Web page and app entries
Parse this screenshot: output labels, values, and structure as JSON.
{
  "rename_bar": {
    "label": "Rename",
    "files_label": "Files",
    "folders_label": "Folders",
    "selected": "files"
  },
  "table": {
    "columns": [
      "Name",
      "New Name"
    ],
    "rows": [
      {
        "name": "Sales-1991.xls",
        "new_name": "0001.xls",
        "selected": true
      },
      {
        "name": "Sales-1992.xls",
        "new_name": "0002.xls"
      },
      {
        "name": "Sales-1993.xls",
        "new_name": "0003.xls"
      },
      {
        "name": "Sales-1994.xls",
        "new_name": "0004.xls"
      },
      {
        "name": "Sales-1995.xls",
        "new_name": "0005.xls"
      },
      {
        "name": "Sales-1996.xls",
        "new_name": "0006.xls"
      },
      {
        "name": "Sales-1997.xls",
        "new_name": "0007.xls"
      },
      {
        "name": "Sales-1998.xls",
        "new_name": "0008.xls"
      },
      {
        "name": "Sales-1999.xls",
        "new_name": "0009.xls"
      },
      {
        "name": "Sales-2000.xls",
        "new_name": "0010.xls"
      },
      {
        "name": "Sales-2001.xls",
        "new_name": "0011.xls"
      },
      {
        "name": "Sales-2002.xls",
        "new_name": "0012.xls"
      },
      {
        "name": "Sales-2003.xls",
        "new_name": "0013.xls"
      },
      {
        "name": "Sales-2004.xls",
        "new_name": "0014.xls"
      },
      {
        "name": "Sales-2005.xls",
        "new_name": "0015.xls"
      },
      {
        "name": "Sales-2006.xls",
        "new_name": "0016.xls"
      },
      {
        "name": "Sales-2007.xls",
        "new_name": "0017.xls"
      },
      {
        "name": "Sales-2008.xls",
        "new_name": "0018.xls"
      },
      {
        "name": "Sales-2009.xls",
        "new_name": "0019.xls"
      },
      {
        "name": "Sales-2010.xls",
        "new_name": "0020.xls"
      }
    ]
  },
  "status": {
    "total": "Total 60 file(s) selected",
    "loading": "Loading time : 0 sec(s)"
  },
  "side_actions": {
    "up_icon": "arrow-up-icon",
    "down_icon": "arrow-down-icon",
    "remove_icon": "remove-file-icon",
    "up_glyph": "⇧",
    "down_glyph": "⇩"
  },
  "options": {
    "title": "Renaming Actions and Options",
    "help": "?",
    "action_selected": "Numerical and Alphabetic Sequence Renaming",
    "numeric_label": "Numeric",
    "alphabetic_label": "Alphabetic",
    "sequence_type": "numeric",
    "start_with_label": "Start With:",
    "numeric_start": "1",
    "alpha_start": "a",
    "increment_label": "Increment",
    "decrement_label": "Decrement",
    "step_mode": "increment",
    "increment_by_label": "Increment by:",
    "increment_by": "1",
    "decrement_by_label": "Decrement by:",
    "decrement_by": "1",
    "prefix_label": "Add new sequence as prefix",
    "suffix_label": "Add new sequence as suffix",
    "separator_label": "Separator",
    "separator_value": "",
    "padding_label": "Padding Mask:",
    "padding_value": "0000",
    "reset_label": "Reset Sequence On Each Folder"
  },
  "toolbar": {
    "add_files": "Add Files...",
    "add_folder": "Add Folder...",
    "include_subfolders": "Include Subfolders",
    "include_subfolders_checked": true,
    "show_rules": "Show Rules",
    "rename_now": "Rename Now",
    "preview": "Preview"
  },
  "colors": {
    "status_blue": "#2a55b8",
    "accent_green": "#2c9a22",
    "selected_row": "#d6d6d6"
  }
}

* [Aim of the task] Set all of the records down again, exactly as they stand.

* [Solution below]
Parse this screenshot: output labels, values, and structure as JSON.
{
  "rename_bar": {
    "label": "Rename",
    "files_label": "Files",
    "folders_label": "Folders",
    "selected": "files"
  },
  "table": {
    "columns": [
      "Name",
      "New Name"
    ],
    "rows": [
      {
        "name": "Sales-1991.xls",
        "new_name": "0001.xls",
        "selected": true
      },
      {
        "name": "Sales-1992.xls",
        "new_name": "0002.xls"
      },
      {
        "name": "Sales-1993.xls",
        "new_name": "0003.xls"
      },
      {
        "name": "Sales-1994.xls",
        "new_name": "0004.xls"
      },
      {
        "name": "Sales-1995.xls",
        "new_name": "0005.xls"
      },
      {
        "name": "Sales-1996.xls",
        "new_name": "0006.xls"
      },
      {
        "name": "Sales-1997.xls",
        "new_name": "0007.xls"
      },
      {
        "name": "Sales-1998.xls",
        "new_name": "0008.xls"
      },
      {
        "name": "Sales-1999.xls",
        "new_name": "0009.xls"
      },
      {
        "name": "Sales-2000.xls",
        "new_name": "0010.xls"
      },
      {
        "name": "Sales-2001.xls",
        "new_name": "0011.xls"
      },
      {
        "name": "Sales-2002.xls",
        "new_name": "0012.xls"
      },
      {
        "name": "Sales-2003.xls",
        "new_name": "0013.xls"
      },
      {
        "name": "Sales-2004.xls",
        "new_name": "0014.xls"
      },
      {
        "name": "Sales-2005.xls",
        "new_name": "0015.xls"
      },
      {
        "name": "Sales-2006.xls",
        "new_name": "0016.xls"
      },
      {
        "name": "Sales-2007.xls",
        "new_name": "0017.xls"
      },
      {
        "name": "Sales-2008.xls",
        "new_name": "0018.xls"
      },
      {
        "name": "Sales-2009.xls",
        "new_name": "0019.xls"
      },
      {
        "name": "Sales-2010.xls",
        "new_name": "0020.xls"
      }
    ]
  },
  "status": {
    "total": "Total 60 file(s) selected",
    "loading": "Loading time : 0 sec(s)"
  },
  "side_actions": {
    "up_icon": "arrow-up-icon",
    "down_icon": "arrow-down-icon",
    "remove_icon": "remove-file-icon",
    "up_glyph": "⇧",
    "down_glyph": "⇩"
  },
  "options": {
    "title": "Renaming Actions and Options",
    "help": "?",
    "action_selected": "Numerical and Alphabetic Sequence Renaming",
    "numeric_label": "Numeric",
    "alphabetic_label": "Alphabetic",
    "sequence_type": "numeric",
    "start_with_label": "Start With:",
    "numeric_start": "1",
    "alpha_start": "a",
    "increment_label": "Increment",
    "decrement_label": "Decrement",
    "step_mode": "increment",
    "increment_by_label": "Increment by:",
    "increment_by": "1",
    "decrement_by_label": "Decrement by:",
    "decrement_by": "1",
    "prefix_label": "Add new sequence as prefix",
    "suffix_label": "Add new sequence as suffix",
    "separator_label": "Separator",
    "separator_value": "",
    "padding_label": "Padding Mask:",
    "padding_value": "0000",
    "reset_label": "Reset Sequence On Each Folder"
  },
  "toolbar": {
    "add_files": "Add Files...",
    "add_folder": "Add Folder...",
    "include_subfolders": "Include Subfolders",
    "include_subfolders_checked": true,
    "show_rules": "Show Rules",
    "rename_now": "Rename Now",
    "preview": "Preview"
  },
  "colors": {
    "status_blue": "#2a55b8",
    "accent_green": "#2c9a22",
    "selected_row": "#d6d6d6"
  }
}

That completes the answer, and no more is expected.